## [Work task]
What is the number of lines in the material below that include the word "když"? Write that number and nothing more.

## [Data supplied]
____________________
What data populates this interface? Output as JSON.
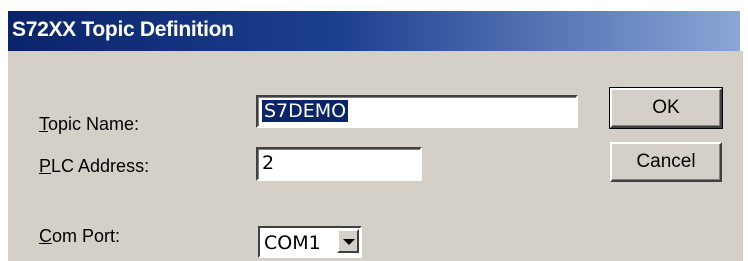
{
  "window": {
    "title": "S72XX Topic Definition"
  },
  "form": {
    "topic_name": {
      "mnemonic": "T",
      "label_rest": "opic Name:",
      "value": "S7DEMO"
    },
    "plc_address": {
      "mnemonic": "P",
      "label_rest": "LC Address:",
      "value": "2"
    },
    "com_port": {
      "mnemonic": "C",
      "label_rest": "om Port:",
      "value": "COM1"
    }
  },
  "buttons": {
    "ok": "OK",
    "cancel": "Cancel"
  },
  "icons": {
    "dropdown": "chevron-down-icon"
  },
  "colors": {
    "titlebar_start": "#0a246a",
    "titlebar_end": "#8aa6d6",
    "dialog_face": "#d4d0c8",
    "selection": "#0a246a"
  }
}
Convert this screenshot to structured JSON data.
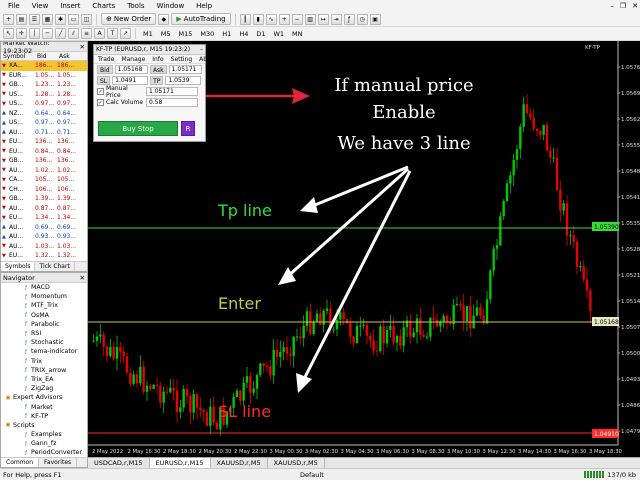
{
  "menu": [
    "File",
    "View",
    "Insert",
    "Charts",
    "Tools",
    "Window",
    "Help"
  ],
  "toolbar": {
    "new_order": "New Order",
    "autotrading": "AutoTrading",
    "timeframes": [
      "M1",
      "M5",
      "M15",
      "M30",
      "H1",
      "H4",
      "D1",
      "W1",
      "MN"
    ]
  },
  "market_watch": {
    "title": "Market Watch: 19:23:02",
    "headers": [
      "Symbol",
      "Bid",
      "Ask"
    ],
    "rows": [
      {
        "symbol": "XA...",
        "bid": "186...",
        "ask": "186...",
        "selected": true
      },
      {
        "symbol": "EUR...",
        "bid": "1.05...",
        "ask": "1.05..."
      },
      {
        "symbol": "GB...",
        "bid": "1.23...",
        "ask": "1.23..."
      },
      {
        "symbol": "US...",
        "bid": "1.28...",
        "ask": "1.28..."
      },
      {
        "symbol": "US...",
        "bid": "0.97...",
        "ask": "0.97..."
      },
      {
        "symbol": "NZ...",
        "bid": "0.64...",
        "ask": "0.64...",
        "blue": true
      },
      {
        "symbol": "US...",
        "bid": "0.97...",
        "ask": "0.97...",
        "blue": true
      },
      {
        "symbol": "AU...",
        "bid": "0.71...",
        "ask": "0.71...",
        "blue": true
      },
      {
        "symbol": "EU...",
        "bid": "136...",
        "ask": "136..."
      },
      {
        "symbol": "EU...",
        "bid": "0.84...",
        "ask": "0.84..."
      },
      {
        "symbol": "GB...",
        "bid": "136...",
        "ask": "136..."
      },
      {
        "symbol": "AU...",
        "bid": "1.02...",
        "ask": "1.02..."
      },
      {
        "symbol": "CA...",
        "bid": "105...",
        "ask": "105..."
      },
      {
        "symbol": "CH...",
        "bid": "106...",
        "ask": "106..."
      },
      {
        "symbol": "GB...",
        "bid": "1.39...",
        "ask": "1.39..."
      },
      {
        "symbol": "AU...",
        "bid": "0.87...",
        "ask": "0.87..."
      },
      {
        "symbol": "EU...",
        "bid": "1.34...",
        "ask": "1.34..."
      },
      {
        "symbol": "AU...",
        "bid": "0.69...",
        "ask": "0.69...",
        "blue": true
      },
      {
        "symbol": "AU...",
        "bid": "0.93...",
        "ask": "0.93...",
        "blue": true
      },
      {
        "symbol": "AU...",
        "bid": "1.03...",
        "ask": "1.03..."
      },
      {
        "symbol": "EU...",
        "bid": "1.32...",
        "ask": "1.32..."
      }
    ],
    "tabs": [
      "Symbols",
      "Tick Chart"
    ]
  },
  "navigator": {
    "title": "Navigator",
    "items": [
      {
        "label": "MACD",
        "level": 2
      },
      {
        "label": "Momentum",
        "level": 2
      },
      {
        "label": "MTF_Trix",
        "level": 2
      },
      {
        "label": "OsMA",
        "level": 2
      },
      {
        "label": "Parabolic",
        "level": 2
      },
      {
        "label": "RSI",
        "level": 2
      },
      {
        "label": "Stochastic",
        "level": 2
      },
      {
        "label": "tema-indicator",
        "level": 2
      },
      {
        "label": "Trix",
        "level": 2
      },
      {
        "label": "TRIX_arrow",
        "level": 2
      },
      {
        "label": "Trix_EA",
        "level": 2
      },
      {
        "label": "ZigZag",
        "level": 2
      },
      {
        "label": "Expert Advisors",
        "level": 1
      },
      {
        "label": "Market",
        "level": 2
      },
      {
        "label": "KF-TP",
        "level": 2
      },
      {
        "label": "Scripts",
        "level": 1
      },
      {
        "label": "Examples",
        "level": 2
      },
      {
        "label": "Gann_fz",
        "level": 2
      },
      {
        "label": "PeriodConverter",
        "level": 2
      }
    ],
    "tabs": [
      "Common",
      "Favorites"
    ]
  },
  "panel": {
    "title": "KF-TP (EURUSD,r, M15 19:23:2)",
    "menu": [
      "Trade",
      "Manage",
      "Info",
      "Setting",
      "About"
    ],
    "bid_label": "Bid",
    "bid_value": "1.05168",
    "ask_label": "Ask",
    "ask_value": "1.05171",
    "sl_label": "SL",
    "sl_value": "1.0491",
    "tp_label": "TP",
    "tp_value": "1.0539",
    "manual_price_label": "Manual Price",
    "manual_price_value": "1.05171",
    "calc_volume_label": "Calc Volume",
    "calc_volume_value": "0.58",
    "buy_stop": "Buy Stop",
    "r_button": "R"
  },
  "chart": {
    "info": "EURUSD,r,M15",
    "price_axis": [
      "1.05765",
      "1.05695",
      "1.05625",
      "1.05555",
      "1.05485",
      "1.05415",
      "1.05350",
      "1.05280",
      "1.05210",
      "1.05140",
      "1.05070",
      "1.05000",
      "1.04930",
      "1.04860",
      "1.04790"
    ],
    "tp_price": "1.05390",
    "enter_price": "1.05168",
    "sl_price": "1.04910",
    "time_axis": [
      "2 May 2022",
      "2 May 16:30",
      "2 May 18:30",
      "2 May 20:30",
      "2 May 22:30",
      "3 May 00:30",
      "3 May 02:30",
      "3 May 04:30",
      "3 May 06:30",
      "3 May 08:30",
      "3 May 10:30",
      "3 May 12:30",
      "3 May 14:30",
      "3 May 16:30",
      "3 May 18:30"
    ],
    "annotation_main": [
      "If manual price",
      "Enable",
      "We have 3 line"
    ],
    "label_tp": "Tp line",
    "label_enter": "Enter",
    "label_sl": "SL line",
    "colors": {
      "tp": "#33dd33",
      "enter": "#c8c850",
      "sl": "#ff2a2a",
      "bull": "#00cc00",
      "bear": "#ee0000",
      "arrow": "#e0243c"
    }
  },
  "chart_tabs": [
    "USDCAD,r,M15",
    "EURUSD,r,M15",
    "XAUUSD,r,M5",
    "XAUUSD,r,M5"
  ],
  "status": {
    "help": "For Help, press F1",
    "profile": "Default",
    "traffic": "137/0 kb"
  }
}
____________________
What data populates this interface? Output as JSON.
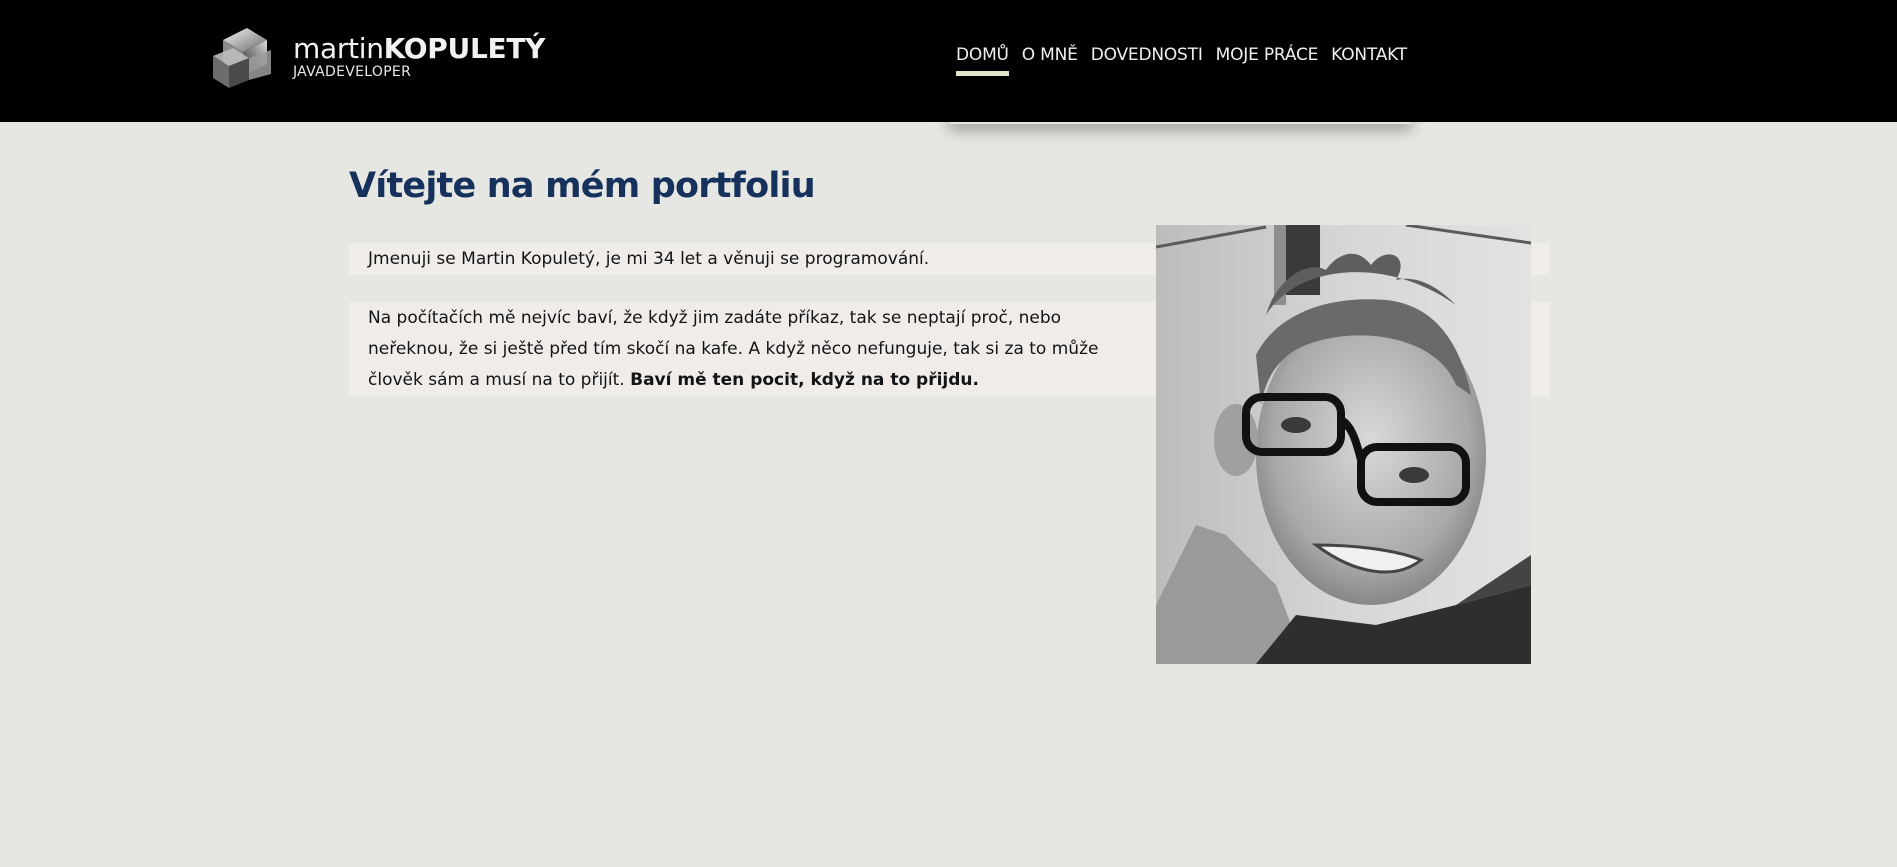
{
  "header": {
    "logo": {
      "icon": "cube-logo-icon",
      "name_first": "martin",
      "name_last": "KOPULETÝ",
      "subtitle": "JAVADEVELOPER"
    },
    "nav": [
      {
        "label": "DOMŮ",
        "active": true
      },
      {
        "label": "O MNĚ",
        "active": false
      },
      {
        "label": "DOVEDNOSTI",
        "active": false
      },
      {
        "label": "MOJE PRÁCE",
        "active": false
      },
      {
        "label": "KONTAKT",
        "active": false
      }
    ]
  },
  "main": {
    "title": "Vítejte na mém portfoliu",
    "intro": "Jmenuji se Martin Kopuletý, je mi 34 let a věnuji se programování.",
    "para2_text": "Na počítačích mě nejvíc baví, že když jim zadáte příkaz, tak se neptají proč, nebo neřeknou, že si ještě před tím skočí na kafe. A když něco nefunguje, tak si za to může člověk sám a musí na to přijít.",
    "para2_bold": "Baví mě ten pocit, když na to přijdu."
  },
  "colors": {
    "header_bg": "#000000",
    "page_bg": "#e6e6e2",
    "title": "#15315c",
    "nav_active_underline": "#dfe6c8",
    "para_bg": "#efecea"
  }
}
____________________
## [Answer to this task]
2